This legacy is something that Future First are already seeing the tangible effects of, and Sally described just how far reaching this positive impact has spread. “Feedback on our virtual delivery has been overwhelmingly positive so far”, she shared. “We ran two career insight sessions with our partner the Wellcome Trust, and we had 30 students coming along from 3 different schools. Every single participant fed back that they would recommend the session to a friend, and more importantly, that as a result of attending, they were more confident of their ability to get a job in the future”. Sally was also particularly proud to share the details of one of their success stories, a year 10 student who “having attended one of the Future First workshops, said he now realises he can become his best self”; a statement which pays tribute to the amazing work that Future First are doing. “He said what a difference it makes hearing from someone who’s been to the school that he’s been to, because they’re more relatable to his circumstances […] He said he’s more inclined to listen to them than to someone else, and that’s what it’s all about, being relatable role models”.

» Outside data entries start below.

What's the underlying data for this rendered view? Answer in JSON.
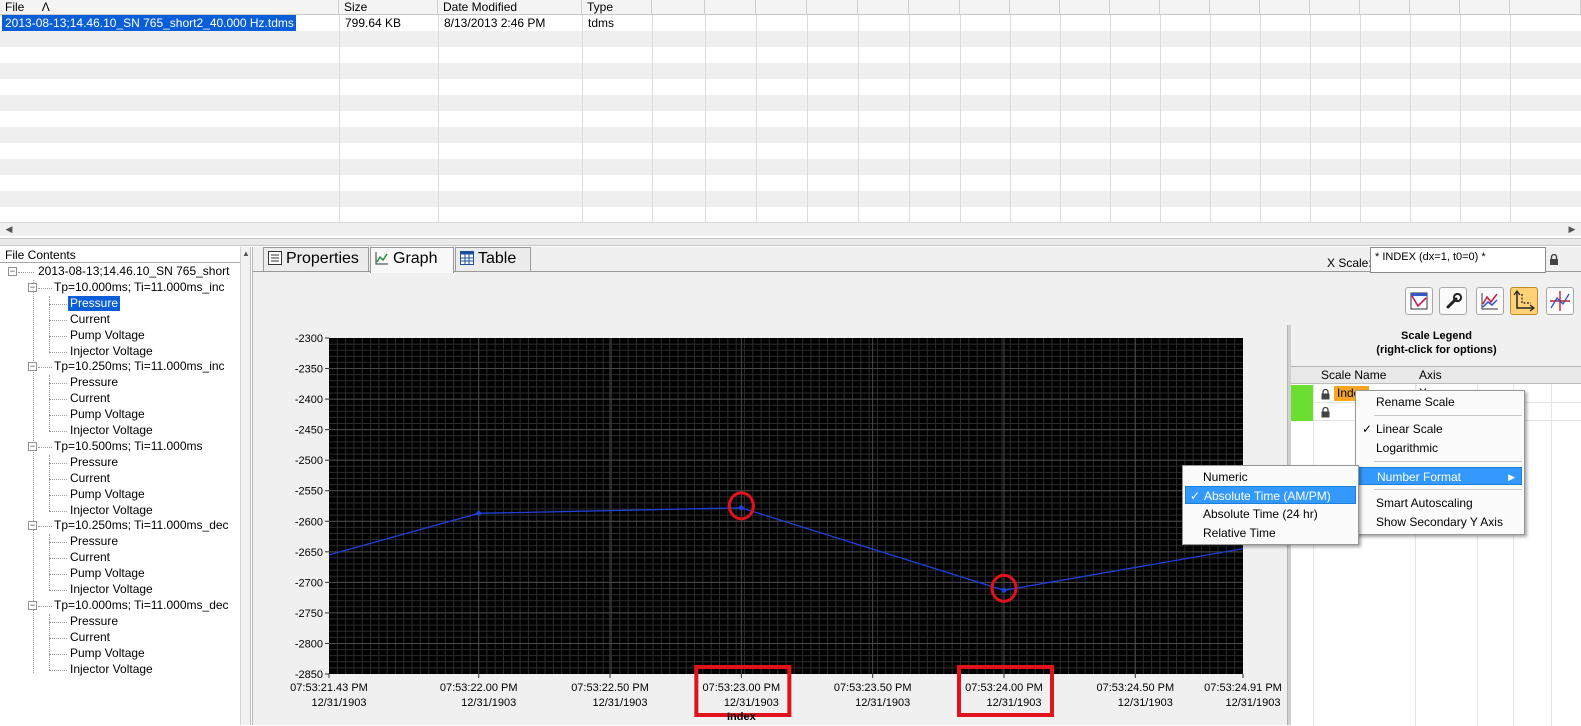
{
  "file_list": {
    "headers": [
      "File",
      "Size",
      "Date Modified",
      "Type"
    ],
    "sort_indicator": "Λ",
    "rows": [
      {
        "name": "2013-08-13;14.46.10_SN 765_short2_40.000 Hz.tdms",
        "size": "799.64 KB",
        "modified": "8/13/2013 2:46 PM",
        "type": "tdms"
      }
    ]
  },
  "tree": {
    "header": "File Contents",
    "root": "2013-08-13;14.46.10_SN 765_short",
    "groups": [
      {
        "label": "Tp=10.000ms; Ti=11.000ms_inc",
        "channels": [
          "Pressure",
          "Current",
          "Pump Voltage",
          "Injector Voltage"
        ]
      },
      {
        "label": "Tp=10.250ms; Ti=11.000ms_inc",
        "channels": [
          "Pressure",
          "Current",
          "Pump Voltage",
          "Injector Voltage"
        ]
      },
      {
        "label": "Tp=10.500ms; Ti=11.000ms",
        "channels": [
          "Pressure",
          "Current",
          "Pump Voltage",
          "Injector Voltage"
        ]
      },
      {
        "label": "Tp=10.250ms; Ti=11.000ms_dec",
        "channels": [
          "Pressure",
          "Current",
          "Pump Voltage",
          "Injector Voltage"
        ]
      },
      {
        "label": "Tp=10.000ms; Ti=11.000ms_dec",
        "channels": [
          "Pressure",
          "Current",
          "Pump Voltage",
          "Injector Voltage"
        ]
      }
    ],
    "selected": "Pressure"
  },
  "tabs": [
    {
      "label": "Properties",
      "icon": "properties-icon"
    },
    {
      "label": "Graph",
      "icon": "graph-icon"
    },
    {
      "label": "Table",
      "icon": "table-icon"
    }
  ],
  "active_tab": "Graph",
  "x_scale": {
    "label": "X Scale:",
    "value": "* INDEX (dx=1, t0=0) *"
  },
  "toolbar": [
    "plot-properties-icon",
    "wrench-icon",
    "chart-type-icon",
    "scale-icon",
    "cursor-icon"
  ],
  "legend": {
    "title": "Scale Legend",
    "subtitle": "(right-click for options)",
    "headers": [
      "Scale Name",
      "Axis"
    ],
    "rows": [
      {
        "name": "Index",
        "axis": "X"
      },
      {
        "name": "",
        "axis": ""
      }
    ]
  },
  "scale_menu": {
    "items": [
      "Rename Scale",
      "Linear Scale",
      "Logarithmic",
      "Number Format",
      "Smart Autoscaling",
      "Show Secondary Y Axis"
    ],
    "checked": "Linear Scale",
    "highlighted": "Number Format"
  },
  "number_format_menu": {
    "items": [
      "Numeric",
      "Absolute Time (AM/PM)",
      "Absolute Time (24 hr)",
      "Relative Time"
    ],
    "checked": "Absolute Time (AM/PM)"
  },
  "colors": {
    "plot_bg": "#000000",
    "grid": "#4a4a4a",
    "line": "#1f3fd6",
    "highlight": "#e2121d",
    "selection": "#0a5ed7",
    "menu_highlight": "#3399ff"
  },
  "chart_data": {
    "type": "line",
    "xlabel": "Index",
    "ylabel": "",
    "ylim": [
      -2850,
      -2300
    ],
    "y_ticks": [
      "-2300",
      "-2350",
      "-2400",
      "-2450",
      "-2500",
      "-2550",
      "-2600",
      "-2650",
      "-2700",
      "-2750",
      "-2800",
      "-2850"
    ],
    "x_ticks": [
      {
        "time": "07:53:21.43 PM",
        "date": "12/31/1903"
      },
      {
        "time": "07:53:22.00 PM",
        "date": "12/31/1903"
      },
      {
        "time": "07:53:22.50 PM",
        "date": "12/31/1903"
      },
      {
        "time": "07:53:23.00 PM",
        "date": "12/31/1903"
      },
      {
        "time": "07:53:23.50 PM",
        "date": "12/31/1903"
      },
      {
        "time": "07:53:24.00 PM",
        "date": "12/31/1903"
      },
      {
        "time": "07:53:24.50 PM",
        "date": "12/31/1903"
      },
      {
        "time": "07:53:24.91 PM",
        "date": "12/31/1903"
      }
    ],
    "x_tick_seconds": [
      21.43,
      22.0,
      22.5,
      23.0,
      23.5,
      24.0,
      24.5,
      24.91
    ],
    "xlim_seconds": [
      21.43,
      24.91
    ],
    "series": [
      {
        "x_seconds": [
          21.43,
          22.0,
          23.0,
          24.0,
          24.91
        ],
        "values": [
          -2655,
          -2587,
          -2578,
          -2713,
          -2645
        ]
      }
    ],
    "circled_points": [
      23.0,
      24.0
    ],
    "boxed_ticks": [
      3,
      5
    ]
  }
}
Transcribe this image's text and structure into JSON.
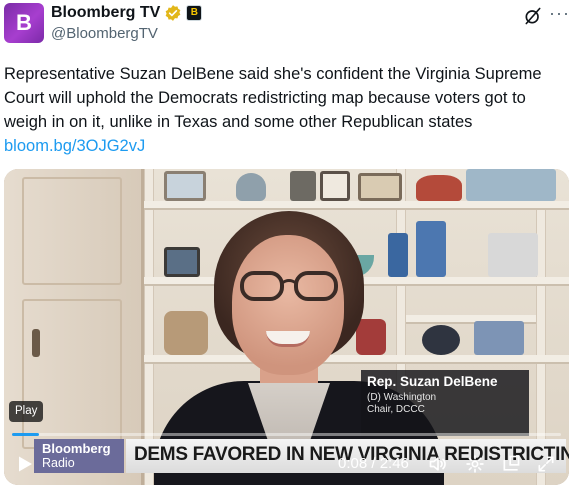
{
  "header": {
    "avatar_letter": "B",
    "display_name": "Bloomberg TV",
    "handle": "@BloombergTV",
    "verified_color": "#e2b719",
    "affiliate_badge_letter": "B"
  },
  "tweet": {
    "text": "Representative Suzan DelBene said she's confident the Virginia Supreme Court will uphold the Democrats redistricting map because voters got to weigh in on it, unlike in Texas and some other Republican states",
    "link": "bloom.bg/3OJG2vJ"
  },
  "video": {
    "play_label": "Play",
    "name_card": {
      "name": "Rep. Suzan DelBene",
      "line1": "(D) Washington",
      "line2": "Chair, DCCC"
    },
    "lower_third": {
      "logo_line1": "Bloomberg",
      "logo_line2": "Radio",
      "headline": "DEMS FAVORED IN NEW VIRGINIA REDISTRICTING MAP"
    },
    "time": "0:08 / 2:46",
    "progress": 0.05
  },
  "colors": {
    "link": "#1d9bf0",
    "accent": "#1d9bf0"
  },
  "icons": [
    "grok-icon",
    "more-icon",
    "play-icon",
    "volume-icon",
    "settings-icon",
    "pip-icon",
    "fullscreen-icon"
  ]
}
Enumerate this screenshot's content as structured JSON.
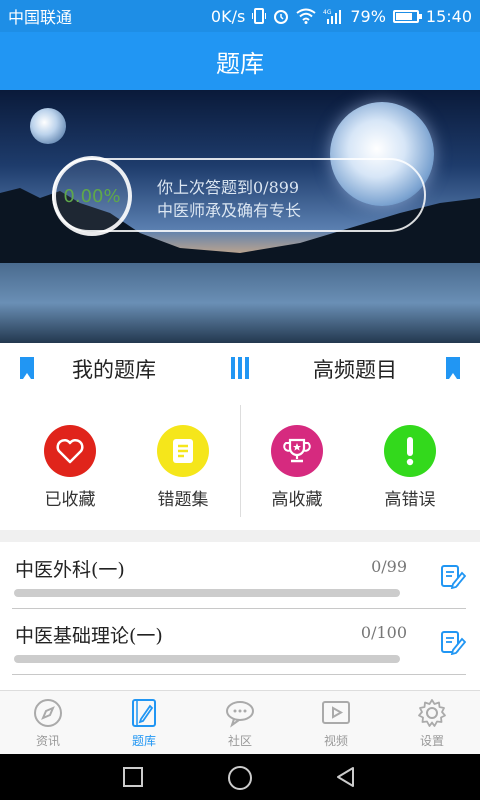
{
  "status_bar": {
    "carrier": "中国联通",
    "net_speed": "0K/s",
    "battery_percent": "79%",
    "battery_level": 0.79,
    "time": "15:40"
  },
  "header": {
    "title": "题库"
  },
  "banner": {
    "progress_percent": "0.00%",
    "line1": "你上次答题到0/899",
    "line2": "中医师承及确有专长"
  },
  "categories": {
    "left_label": "我的题库",
    "right_label": "高频题目"
  },
  "features": [
    {
      "label": "已收藏",
      "icon": "heart-icon",
      "color": "#e0241b"
    },
    {
      "label": "错题集",
      "icon": "notes-icon",
      "color": "#f5e61b"
    },
    {
      "label": "高收藏",
      "icon": "trophy-icon",
      "color": "#d62a7f"
    },
    {
      "label": "高错误",
      "icon": "exclamation-icon",
      "color": "#33d91c"
    }
  ],
  "courses": [
    {
      "title": "中医外科(一)",
      "count": "0/99"
    },
    {
      "title": "中医基础理论(一)",
      "count": "0/100"
    }
  ],
  "tabs": [
    {
      "label": "资讯",
      "icon": "compass-icon"
    },
    {
      "label": "题库",
      "icon": "edit-book-icon"
    },
    {
      "label": "社区",
      "icon": "chat-icon"
    },
    {
      "label": "视频",
      "icon": "video-icon"
    },
    {
      "label": "设置",
      "icon": "gear-icon"
    }
  ],
  "colors": {
    "accent": "#2196f3"
  }
}
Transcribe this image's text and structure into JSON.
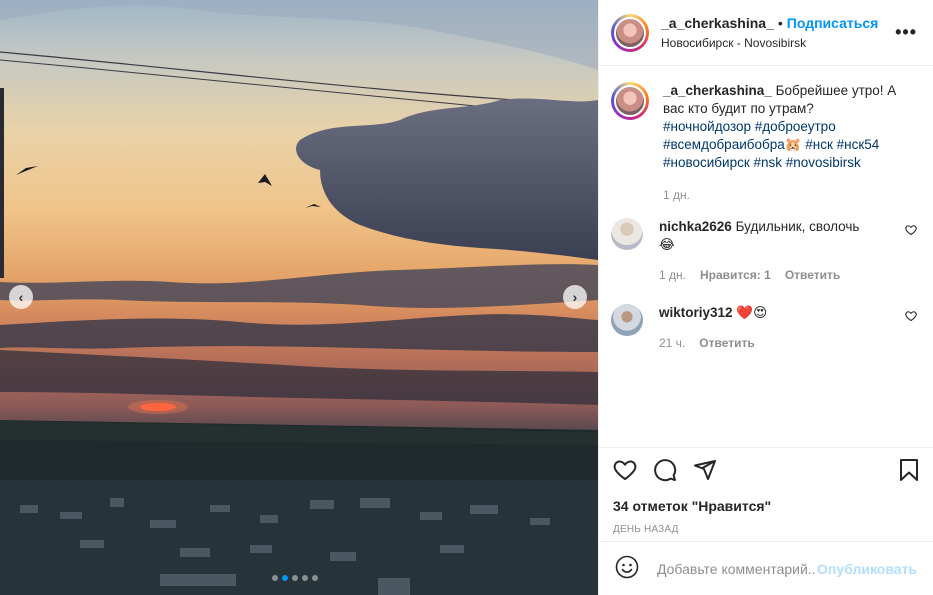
{
  "colors": {
    "accent": "#0095f6",
    "text": "#262626",
    "muted": "#8e8e8e",
    "like_red": "#ed4956",
    "hashtag": "#00376b"
  },
  "header": {
    "username": "_a_cherkashina_",
    "separator": "•",
    "follow_label": "Подписаться",
    "location": "Новосибирск - Novosibirsk",
    "more_icon": "more-horizontal-icon"
  },
  "caption": {
    "username": "_a_cherkashina_",
    "text": "Бобрейшее утро! А вас кто будит по утрам?",
    "hashtags_line1": "#ночнойдозор #доброеутро",
    "hashtags_line2": "#всемдобраибобра🐹 #нск #нск54",
    "hashtags_line3": "#новосибирск #nsk #novosibirsk",
    "time": "1 дн."
  },
  "comments": [
    {
      "username": "nichka2626",
      "text": "Будильник, сволочь",
      "emoji": "😂",
      "time": "1 дн.",
      "likes": "Нравится: 1",
      "reply": "Ответить"
    },
    {
      "username": "wiktoriy312",
      "text": "",
      "emoji": "❤️😍",
      "time": "21 ч.",
      "reply": "Ответить"
    }
  ],
  "carousel": {
    "slide_count": 5,
    "active_index": 1
  },
  "actions": {
    "likes_text": "34 отметок \"Нравится\"",
    "date_text": "День назад"
  },
  "add_comment": {
    "placeholder": "Добавьте комментарий...",
    "publish_label": "Опубликовать"
  }
}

The provision of relatable role models is one of our key aims for the NPWLive event, as more than ever, many of us will be in need of mentoring and encouragement to use our voices and be heard. When asked what we can do to empower people to use their voice, Sally spoke of how “it’s more a question of encouraging people to speak up, and giving them the confidence to share their stories around how they’ve been positively impacted”. Sally then went on to share some shocking statistics around just how early young people begin to worry about their working lives. “46% of 11 year olds worry about what job they’ll do as an adult, which rises to an incredible 65% at the age of 15”. Luckily, Future First are working to combat this early on-set of work related worry through the creation of these alumni communities. The need for these communities is highlighted in the fact that “71% of people said that it would be really helpful if they could meet students that went to their school, they could talk to them about what they did after education, and in their jobs”.
Sally summarised the importance of events such as NPWLive, and the involvement of organisations like Future First, stating that “inequalities don’t just stop because there’s a pandemic. In fact, educational inequality has widened, which is why Future First is delighted to be working with Northern Power Women and sponsoring the carousel networking event. It’s just a great thing to be involved with. Ultimately, NPWLive is all about amplifying voices, creating opportunities, getting everyone to feel like they can get involved and belong. Never have we needed this more, particularly for young people”.
For more information on how to amplify your own voice, and the voices of others, head to the Northern Power Women website and get involved.